▶ [PROBLEM DESCRIPTION] A complete answer lists every line of the entries below where the string "inspection" appears.

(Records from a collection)
BEGIN

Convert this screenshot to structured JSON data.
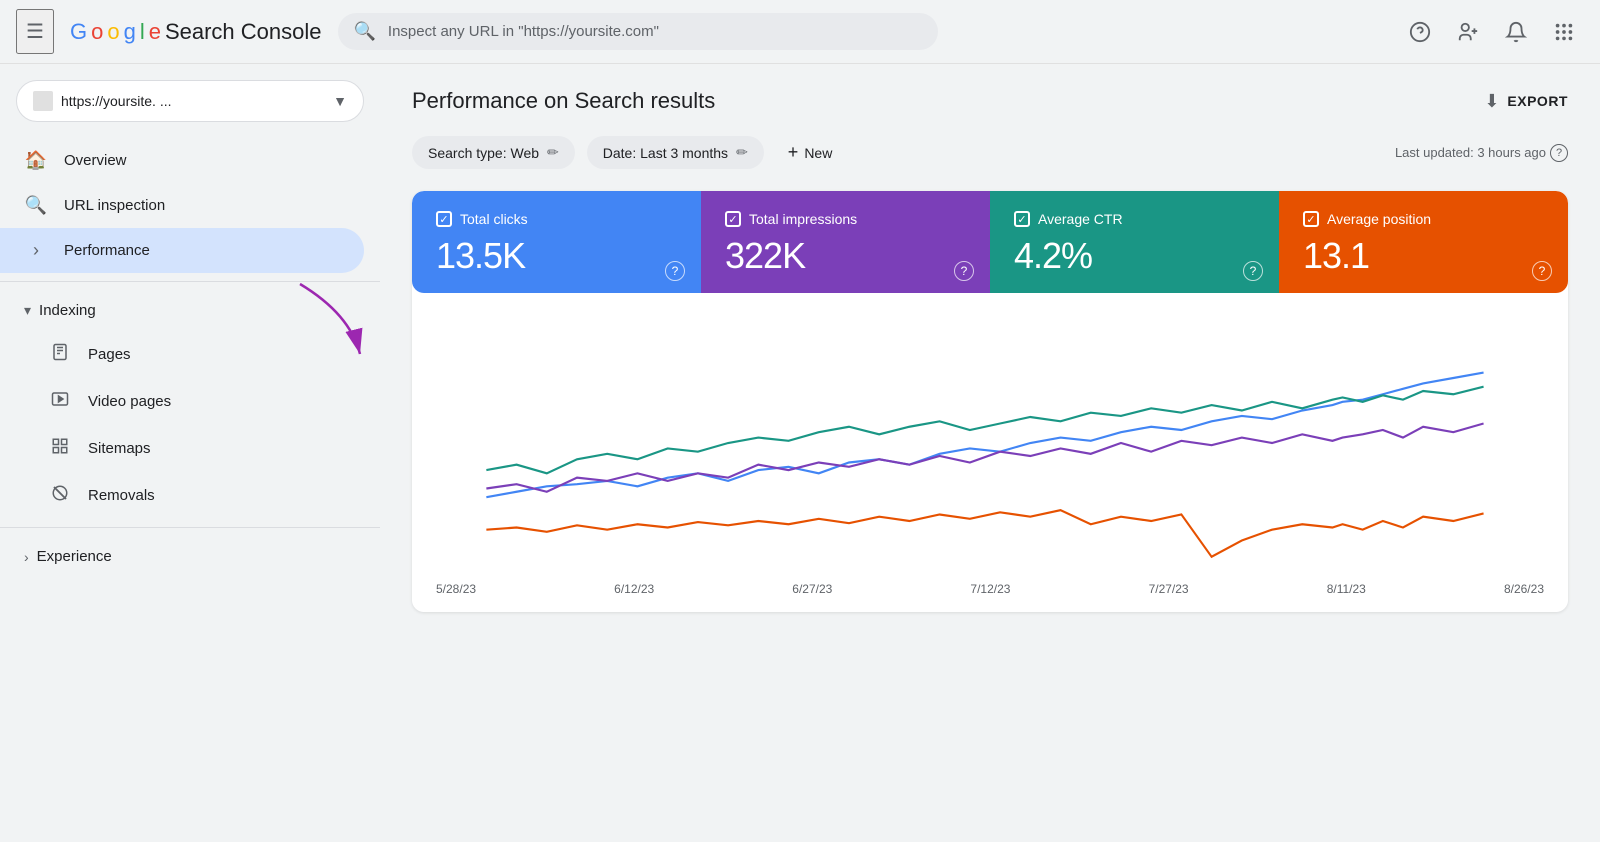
{
  "app": {
    "title": "Google Search Console"
  },
  "topbar": {
    "search_placeholder": "Inspect any URL in \"https://yoursite.com\"",
    "hamburger_label": "☰"
  },
  "logo": {
    "g": "G",
    "o": "o",
    "o2": "o",
    "g2": "g",
    "l": "l",
    "e": "e",
    "rest": " Search Console"
  },
  "sidebar": {
    "site_name": "https://yoursite. ...",
    "nav_items": [
      {
        "id": "overview",
        "label": "Overview",
        "icon": "🏠"
      },
      {
        "id": "url-inspection",
        "label": "URL inspection",
        "icon": "🔍"
      },
      {
        "id": "performance",
        "label": "Performance",
        "icon": ""
      }
    ],
    "indexing_section": {
      "label": "Indexing",
      "items": [
        {
          "id": "pages",
          "label": "Pages",
          "icon": "📄"
        },
        {
          "id": "video-pages",
          "label": "Video pages",
          "icon": "▶"
        },
        {
          "id": "sitemaps",
          "label": "Sitemaps",
          "icon": "🗺"
        },
        {
          "id": "removals",
          "label": "Removals",
          "icon": "🚫"
        }
      ]
    },
    "experience_section": {
      "label": "Experience"
    }
  },
  "main": {
    "title": "Performance on Search results",
    "export_label": "EXPORT",
    "filters": {
      "search_type": "Search type: Web",
      "date": "Date: Last 3 months",
      "new": "New",
      "last_updated": "Last updated: 3 hours ago"
    },
    "metrics": [
      {
        "id": "total-clicks",
        "label": "Total clicks",
        "value": "13.5K",
        "color": "blue"
      },
      {
        "id": "total-impressions",
        "label": "Total impressions",
        "value": "322K",
        "color": "purple"
      },
      {
        "id": "average-ctr",
        "label": "Average CTR",
        "value": "4.2%",
        "color": "teal"
      },
      {
        "id": "average-position",
        "label": "Average position",
        "value": "13.1",
        "color": "orange"
      }
    ],
    "chart": {
      "x_labels": [
        "5/28/23",
        "6/12/23",
        "6/27/23",
        "7/12/23",
        "7/27/23",
        "8/11/23",
        "8/26/23"
      ]
    }
  }
}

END

▶ [RESULT]
        "id": "url-inspection",
        "label": "URL inspection",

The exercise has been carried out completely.